After walking 1000 kilometers with me all the way to Fes, Morocco, Olivia returned home; I cried like a baby; she had been the pillar I'd leaned on and now I was really on my own. I turned that much more to God and resolved to simply keep moving forward, whatever the state of  my mind, health, financial situation, or physical surroundings. If I couldn't justify the pilgrimage with the prospect of real results, of peace petitions delivered and taken into consideration, of reaching Cairo, of achieving anything for Peace, or doing any good for anybody; when my mind darkened and turned cynical, I just arose in the morning and kept going, like a donkey driven along by a master. So at times I have walked cheerfully, knowing I am doing God's will, our wills one and the same, and at times I have walked like a dumb ass, not knowing anything but putting one foot in front of the other until the end of the day. But I have kept moving forward, and I have kept working, as we all do in one way or another. There's nothing remarkable in this pilgrimage that isn't equally remarkable in all of our collective groping forward and upward. I've walked a good 2250 kilometers so far, but our collective walking can't be measured.

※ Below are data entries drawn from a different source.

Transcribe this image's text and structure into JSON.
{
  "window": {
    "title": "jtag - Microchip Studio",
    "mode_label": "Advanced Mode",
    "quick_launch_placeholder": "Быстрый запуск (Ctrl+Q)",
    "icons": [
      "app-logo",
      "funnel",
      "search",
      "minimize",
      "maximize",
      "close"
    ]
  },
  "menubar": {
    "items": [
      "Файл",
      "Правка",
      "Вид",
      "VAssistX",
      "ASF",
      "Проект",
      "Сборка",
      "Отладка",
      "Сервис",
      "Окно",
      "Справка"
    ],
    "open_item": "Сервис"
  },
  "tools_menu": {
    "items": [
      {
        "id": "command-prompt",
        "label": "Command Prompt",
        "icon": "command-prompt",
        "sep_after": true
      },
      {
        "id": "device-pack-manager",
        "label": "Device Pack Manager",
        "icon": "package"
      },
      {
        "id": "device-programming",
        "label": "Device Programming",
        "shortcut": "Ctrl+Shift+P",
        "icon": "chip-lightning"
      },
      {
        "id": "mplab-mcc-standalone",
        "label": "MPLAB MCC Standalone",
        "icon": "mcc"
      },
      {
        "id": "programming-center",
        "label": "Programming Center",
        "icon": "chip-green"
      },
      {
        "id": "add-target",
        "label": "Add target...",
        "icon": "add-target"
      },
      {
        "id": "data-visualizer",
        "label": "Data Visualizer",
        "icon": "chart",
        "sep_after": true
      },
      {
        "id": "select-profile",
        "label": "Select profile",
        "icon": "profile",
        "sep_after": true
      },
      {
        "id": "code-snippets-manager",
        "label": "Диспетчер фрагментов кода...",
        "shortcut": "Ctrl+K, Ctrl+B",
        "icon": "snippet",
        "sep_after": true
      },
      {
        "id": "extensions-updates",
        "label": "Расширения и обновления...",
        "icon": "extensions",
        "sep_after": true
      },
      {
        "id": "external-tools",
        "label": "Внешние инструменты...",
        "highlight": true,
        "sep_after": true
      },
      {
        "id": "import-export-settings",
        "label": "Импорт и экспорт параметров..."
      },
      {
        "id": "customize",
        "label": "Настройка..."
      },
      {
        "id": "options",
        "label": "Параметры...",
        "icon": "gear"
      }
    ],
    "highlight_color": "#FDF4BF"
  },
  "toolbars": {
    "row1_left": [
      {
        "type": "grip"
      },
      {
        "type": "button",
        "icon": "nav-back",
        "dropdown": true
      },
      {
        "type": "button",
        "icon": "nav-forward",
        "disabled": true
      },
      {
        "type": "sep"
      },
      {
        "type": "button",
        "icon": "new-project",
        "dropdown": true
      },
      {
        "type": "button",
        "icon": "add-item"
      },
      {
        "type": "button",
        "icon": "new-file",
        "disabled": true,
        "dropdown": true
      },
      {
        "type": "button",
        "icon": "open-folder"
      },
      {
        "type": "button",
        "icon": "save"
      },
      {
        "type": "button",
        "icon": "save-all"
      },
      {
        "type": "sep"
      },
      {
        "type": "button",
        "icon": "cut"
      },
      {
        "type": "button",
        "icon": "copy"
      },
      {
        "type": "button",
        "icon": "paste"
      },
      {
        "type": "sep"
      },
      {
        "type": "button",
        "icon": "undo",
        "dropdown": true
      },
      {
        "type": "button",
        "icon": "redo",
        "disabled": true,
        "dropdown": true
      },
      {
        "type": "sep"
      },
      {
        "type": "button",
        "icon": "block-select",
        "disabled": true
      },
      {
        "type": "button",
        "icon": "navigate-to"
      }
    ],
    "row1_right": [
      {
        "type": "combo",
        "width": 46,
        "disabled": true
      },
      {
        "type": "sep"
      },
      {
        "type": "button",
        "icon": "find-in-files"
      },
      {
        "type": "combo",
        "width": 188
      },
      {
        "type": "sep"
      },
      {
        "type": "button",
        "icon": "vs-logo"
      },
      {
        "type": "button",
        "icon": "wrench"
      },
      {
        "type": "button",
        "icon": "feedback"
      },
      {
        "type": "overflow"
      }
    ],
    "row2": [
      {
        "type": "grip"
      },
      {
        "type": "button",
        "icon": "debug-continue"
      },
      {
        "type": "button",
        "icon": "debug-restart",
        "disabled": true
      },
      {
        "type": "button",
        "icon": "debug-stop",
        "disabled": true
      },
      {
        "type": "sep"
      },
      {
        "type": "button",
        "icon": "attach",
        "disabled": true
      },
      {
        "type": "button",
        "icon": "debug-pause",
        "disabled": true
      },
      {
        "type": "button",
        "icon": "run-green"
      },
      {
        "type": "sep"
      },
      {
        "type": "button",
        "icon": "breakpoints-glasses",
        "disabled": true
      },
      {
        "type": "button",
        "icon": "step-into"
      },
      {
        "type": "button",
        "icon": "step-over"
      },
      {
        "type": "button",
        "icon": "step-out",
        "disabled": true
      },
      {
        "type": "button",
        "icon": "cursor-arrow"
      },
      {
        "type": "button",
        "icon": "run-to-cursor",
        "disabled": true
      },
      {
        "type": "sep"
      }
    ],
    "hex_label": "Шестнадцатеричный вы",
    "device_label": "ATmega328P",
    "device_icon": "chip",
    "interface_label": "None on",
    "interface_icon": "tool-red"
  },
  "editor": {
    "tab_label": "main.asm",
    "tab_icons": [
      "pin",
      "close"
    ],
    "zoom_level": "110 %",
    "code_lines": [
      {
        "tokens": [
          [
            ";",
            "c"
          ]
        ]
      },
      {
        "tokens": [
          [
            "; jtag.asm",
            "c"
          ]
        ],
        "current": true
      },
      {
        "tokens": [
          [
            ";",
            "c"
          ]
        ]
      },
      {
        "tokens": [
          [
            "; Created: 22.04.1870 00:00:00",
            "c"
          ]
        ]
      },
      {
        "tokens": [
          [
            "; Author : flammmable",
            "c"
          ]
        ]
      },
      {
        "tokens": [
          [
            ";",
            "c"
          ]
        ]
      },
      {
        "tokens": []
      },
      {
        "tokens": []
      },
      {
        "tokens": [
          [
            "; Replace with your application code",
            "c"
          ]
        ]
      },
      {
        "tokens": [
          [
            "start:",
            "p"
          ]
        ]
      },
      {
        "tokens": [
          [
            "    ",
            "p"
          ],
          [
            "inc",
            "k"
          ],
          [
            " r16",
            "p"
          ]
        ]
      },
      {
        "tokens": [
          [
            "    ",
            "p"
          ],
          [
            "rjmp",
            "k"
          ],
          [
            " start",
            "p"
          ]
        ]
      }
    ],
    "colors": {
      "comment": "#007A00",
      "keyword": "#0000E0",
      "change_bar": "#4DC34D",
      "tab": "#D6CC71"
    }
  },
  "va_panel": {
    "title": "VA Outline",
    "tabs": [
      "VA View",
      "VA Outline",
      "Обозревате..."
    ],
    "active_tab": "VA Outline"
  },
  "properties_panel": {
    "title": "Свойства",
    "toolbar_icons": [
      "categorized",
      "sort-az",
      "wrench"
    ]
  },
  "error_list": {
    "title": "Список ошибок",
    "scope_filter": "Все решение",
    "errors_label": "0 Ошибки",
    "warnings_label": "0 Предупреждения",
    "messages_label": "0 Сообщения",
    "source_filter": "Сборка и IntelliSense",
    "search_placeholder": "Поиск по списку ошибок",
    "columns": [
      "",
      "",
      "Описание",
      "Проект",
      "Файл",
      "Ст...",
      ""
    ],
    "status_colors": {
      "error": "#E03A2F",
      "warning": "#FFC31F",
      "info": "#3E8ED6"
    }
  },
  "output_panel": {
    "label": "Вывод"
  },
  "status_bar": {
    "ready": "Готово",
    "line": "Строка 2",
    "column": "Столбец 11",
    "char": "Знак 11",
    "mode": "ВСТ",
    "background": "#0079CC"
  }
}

So we are all walking together after all, and all of the stories I've heard from fellow wayfarers and friends and hosts confirm this. They have all made and are making pilgrimages, often pilgrimages far more interesting than one consisting of a continuous plodding along, but still not without the help of others. And all of the hospitality and kindness and generosity I've been shown confirm our collective walk, and an interest in this pilgrimage; not with fanfare but with quiet solidarity.
 I would therefore like to thank all of my hosts for the past six months, and all of those who helped me financially, and all those who gave me work, or a temporary family, or a word of encouragement, or asked me a question, or mentioned the walk to a friend, or offered a sandwich, or a bottle of water, or an orange. I would like to thank those who think about the walk, or follow its progress. I would like to thank those who have questioned the purpose of the walk, for making me think all the harder about it.
I'd like to thank even those who are indifferent, or who have shown hostility; they are all helping me along somehow (paying taxes for the roads I walk on, or keeping me from being proud.)
I would like to thank my wife, Linda, for her courage; this walk hasn't made things any easier for her (for the most part, I think.)

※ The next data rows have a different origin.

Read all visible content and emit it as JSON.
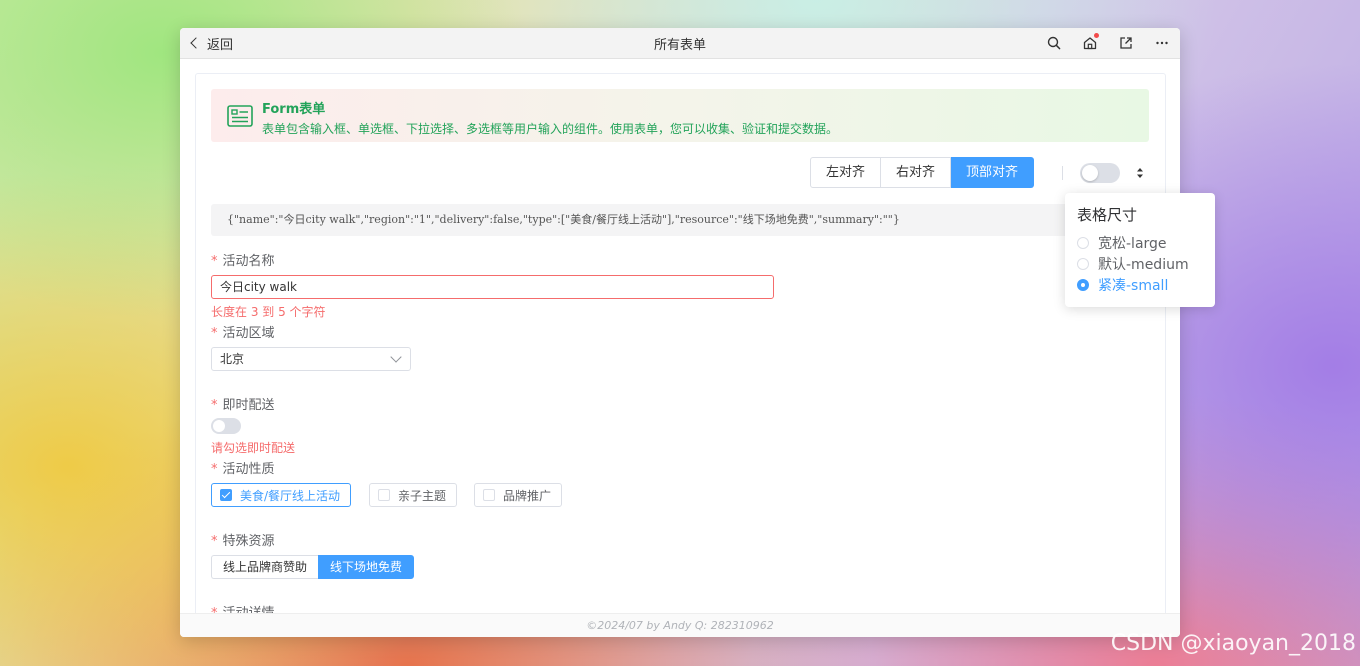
{
  "window": {
    "back_label": "返回",
    "title": "所有表单",
    "icons": [
      "search-icon",
      "home-icon",
      "open-external-icon",
      "more-icon"
    ],
    "notification_dot_color": "#f24b4b"
  },
  "banner": {
    "title": "Form表单",
    "description": "表单包含输入框、单选框、下拉选择、多选框等用户输入的组件。使用表单，您可以收集、验证和提交数据。",
    "icon": "form-icon",
    "color": "#23a35a"
  },
  "align_options": {
    "items": [
      "左对齐",
      "右对齐",
      "顶部对齐"
    ],
    "selected": "顶部对齐"
  },
  "json_preview": "{\"name\":\"今日city walk\",\"region\":\"1\",\"delivery\":false,\"type\":[\"美食/餐厅线上活动\"],\"resource\":\"线下场地免费\",\"summary\":\"\"}",
  "form": {
    "name": {
      "label": "活动名称",
      "value": "今日city walk",
      "error": "长度在 3 到 5 个字符"
    },
    "region": {
      "label": "活动区域",
      "value": "北京"
    },
    "delivery": {
      "label": "即时配送",
      "checked": false,
      "error": "请勾选即时配送"
    },
    "type": {
      "label": "活动性质",
      "options": [
        {
          "label": "美食/餐厅线上活动",
          "checked": true
        },
        {
          "label": "亲子主题",
          "checked": false
        },
        {
          "label": "品牌推广",
          "checked": false
        }
      ]
    },
    "resource": {
      "label": "特殊资源",
      "options": [
        "线上品牌商赞助",
        "线下场地免费"
      ],
      "selected": "线下场地免费"
    },
    "summary": {
      "label": "活动详情"
    },
    "required_mark": "*"
  },
  "footer": "©2024/07 by Andy Q: 282310962",
  "size_popover": {
    "title": "表格尺寸",
    "options": [
      "宽松-large",
      "默认-medium",
      "紧凑-small"
    ],
    "selected": "紧凑-small"
  },
  "theme": {
    "primary": "#409eff",
    "danger": "#f56c6c"
  },
  "watermark": "CSDN @xiaoyan_2018"
}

 Ultimately we are all one humanity, whatever our faith or philosophy, whatever our culture or nationality; we are all making pilgrimages, and our pilgrimages all have the same destination, and I thank God for helping me to know this, and for helping all of us to know this.

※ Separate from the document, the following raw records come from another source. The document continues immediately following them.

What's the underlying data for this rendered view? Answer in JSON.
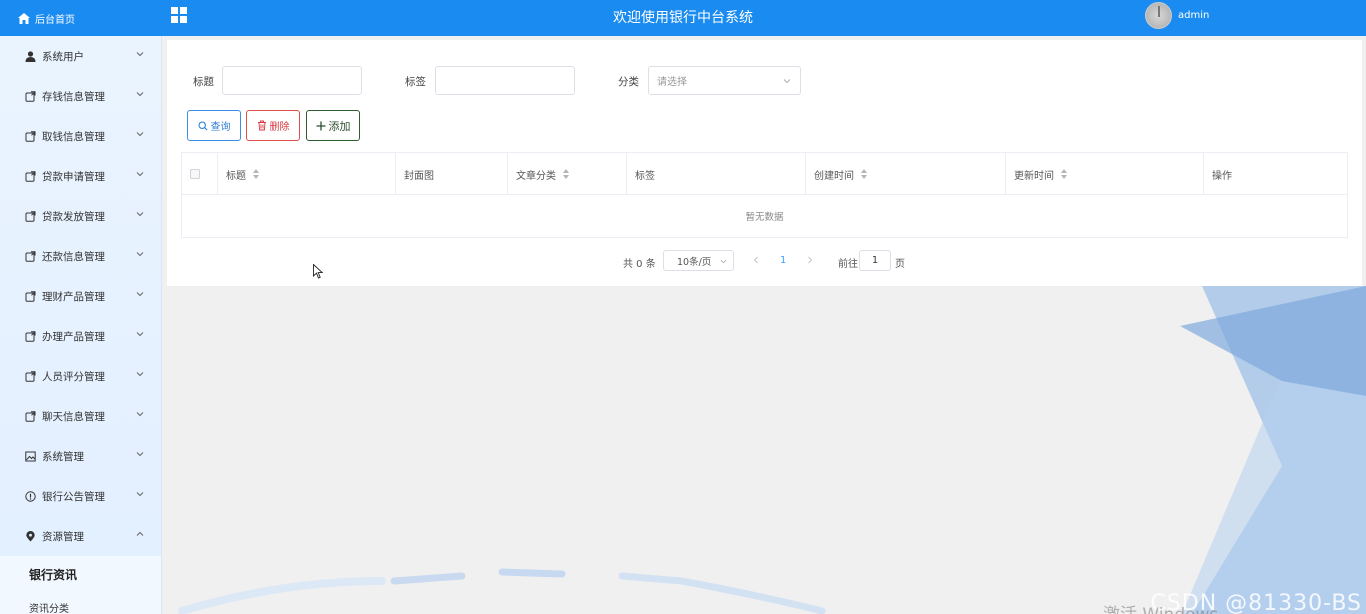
{
  "header": {
    "home_label": "后台首页",
    "title": "欢迎使用银行中台系统",
    "username": "admin",
    "colors": {
      "primary": "#1a8bf0"
    }
  },
  "sidebar": {
    "items": [
      {
        "label": "系统用户",
        "icon": "user-icon",
        "expanded": false
      },
      {
        "label": "存钱信息管理",
        "icon": "export-icon",
        "expanded": false
      },
      {
        "label": "取钱信息管理",
        "icon": "export-icon",
        "expanded": false
      },
      {
        "label": "贷款申请管理",
        "icon": "export-icon",
        "expanded": false
      },
      {
        "label": "贷款发放管理",
        "icon": "export-icon",
        "expanded": false
      },
      {
        "label": "还款信息管理",
        "icon": "export-icon",
        "expanded": false
      },
      {
        "label": "理财产品管理",
        "icon": "export-icon",
        "expanded": false
      },
      {
        "label": "办理产品管理",
        "icon": "export-icon",
        "expanded": false
      },
      {
        "label": "人员评分管理",
        "icon": "export-icon",
        "expanded": false
      },
      {
        "label": "聊天信息管理",
        "icon": "export-icon",
        "expanded": false
      },
      {
        "label": "系统管理",
        "icon": "picture-icon",
        "expanded": false
      },
      {
        "label": "银行公告管理",
        "icon": "info-circle-icon",
        "expanded": false
      },
      {
        "label": "资源管理",
        "icon": "location-icon",
        "expanded": true
      }
    ],
    "subitems": [
      {
        "label": "银行资讯",
        "active": true
      },
      {
        "label": "资讯分类",
        "active": false
      }
    ]
  },
  "search": {
    "title_label": "标题",
    "title_value": "",
    "tag_label": "标签",
    "tag_value": "",
    "category_label": "分类",
    "category_placeholder": "请选择"
  },
  "actions": {
    "query": "查询",
    "delete": "删除",
    "add": "添加"
  },
  "table": {
    "columns": [
      "标题",
      "封面图",
      "文章分类",
      "标签",
      "创建时间",
      "更新时间",
      "操作"
    ],
    "sortable": [
      true,
      false,
      true,
      false,
      true,
      true,
      false
    ],
    "rows": [],
    "empty_text": "暂无数据"
  },
  "pagination": {
    "total_text": "共 0 条",
    "page_size": "10条/页",
    "current_page": "1",
    "goto_label": "前往",
    "goto_value": "1",
    "page_suffix": "页"
  },
  "overlay": {
    "watermark": "CSDN @81330-BS",
    "windows_activate": "激活 Windows"
  }
}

  1. Hi Ken, I met you yesterday in plaça Universitat, in Barcelona, remember? I took a picture and I have written a post in my 3 blogs, in Catalan (main blog) and also in English and Spanish. Should I correct anything, please let me know. Good luck!

  2. Post about Ken in Barcelona (in Catalan): http://blogs.timeout.cat/guillemcarbonell/2012/05/01/un-peregri-quaker-fa-parada-a-placa-universitat-en-la-seva-ruta-a-peu-fins-a-egipte-per-la-pau-bcn/

  3. Post about Ken in Barcelona (in English) http://barcelonaisdifferent.blogspot.com.es/2012/05/quaker-pilgrim-in-barcelona-on-his-way.html

  4. Post "Ken in Barcelona" (in Spanish) http://www.barcelonaesdiferente.blogspot.com.es/#!http://barcelonaesdiferente.blogspot.com/2012/05/un-pelegrino-quaker-pasa-por-barcelona.html

  5. Hi Guillem, thanks for the post! The only thing to correct is the date I started walking, which was 1 November. Otherwise, great!

  6. Hi Ken, thanks, I will correct it and I will follow your way by reading this blog! Nice to "meet" you yesterday. I could not stop longer because I had to catch a train ; )